- If you have deafness or a hearing loss, you can: respond to the census using telephone devices for hearing impaired; access video guides to the questionnaire in American Sign Language on 2020CENSUS.GOV; view online videos and webcasts with closed or open captioning; or request a visit from a census taker who uses American Sign Language.
- From May – July 2020, census takers will visit households that have not yet responded. A census taker can assist if you need help completing your form.
- In 2020, the Census Bureau will devote three days (March 30, 31, and April 1) to counting people who are experiencing homelessness, with checks in place to ensure that people aren’t counted more than once.
How can I prepare for and/or support the 2020 Census?
- Join us for our next Community Coffee Hour at Skyway Library on Saturday, February 15 from 10-11:30am, where we’ll be joined by a Census expert who will give us the rundown and answer questions

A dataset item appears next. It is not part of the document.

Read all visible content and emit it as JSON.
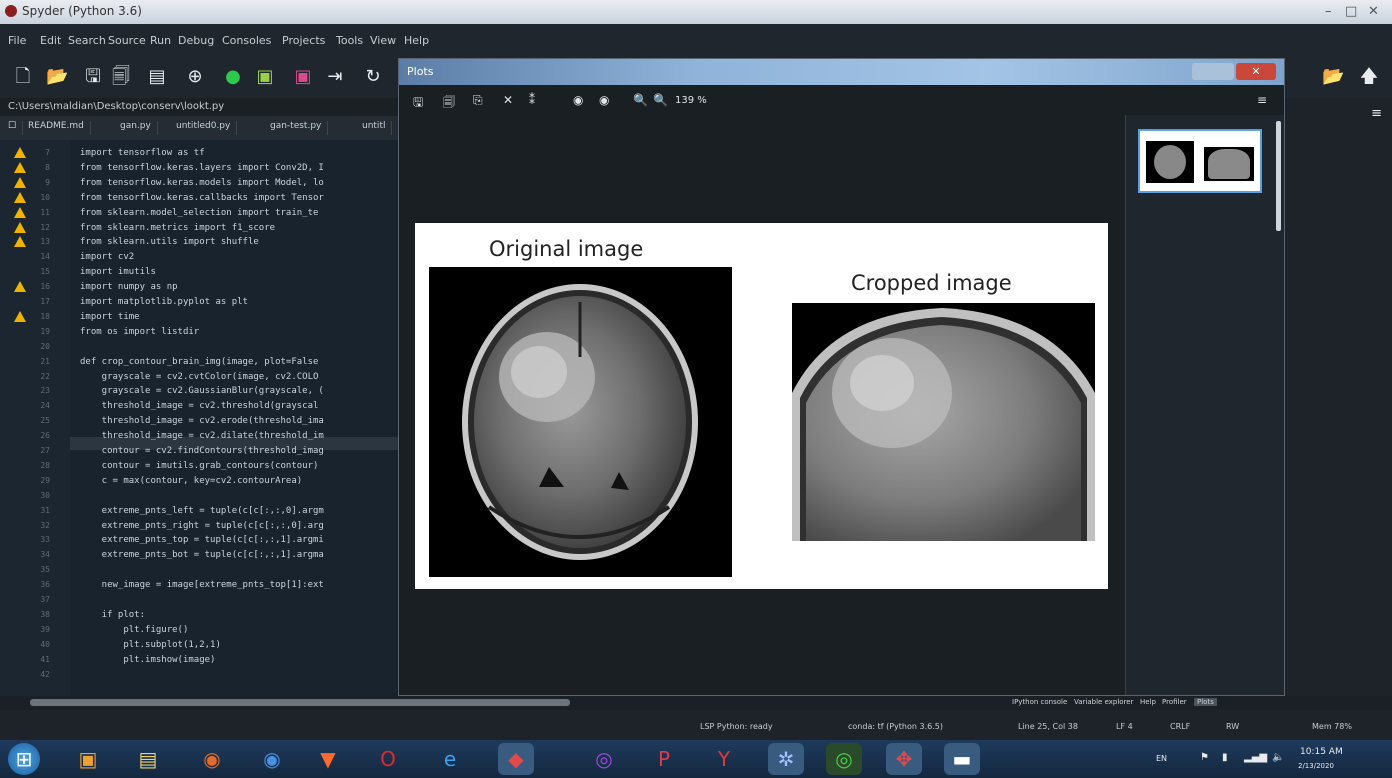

- Sign the Pledge to be counted and to educate others about the importance of the 2020 Census #CountMeIn
- Follow U.S. Census Bureau on Facebook, Instagram, and Twitter
- Sign up for email updates and get reminded when it’s time to respond
- Report rumors and misinformation to email@example.com
- The U.S. Census Bureau is recruiting to fill hundreds of thousands of temporary positions across the country to assist with the 2020 Census count. The pay in King County ranges from $20.50-$23.00.
If you found this round-up of critically important tips curated especially for our neighbors in unincorporated West Hill (Skyway, Lakeridge, Bryn Mawr, Campbell Hill, et al) helpful, consider joining us as a monthly donor – even $5/month goes a long way for our lean all-volunteer nonprofit, and we appreciate every single one of you.
Featured Image: Screenshot from Rock the Vote 2020 Census page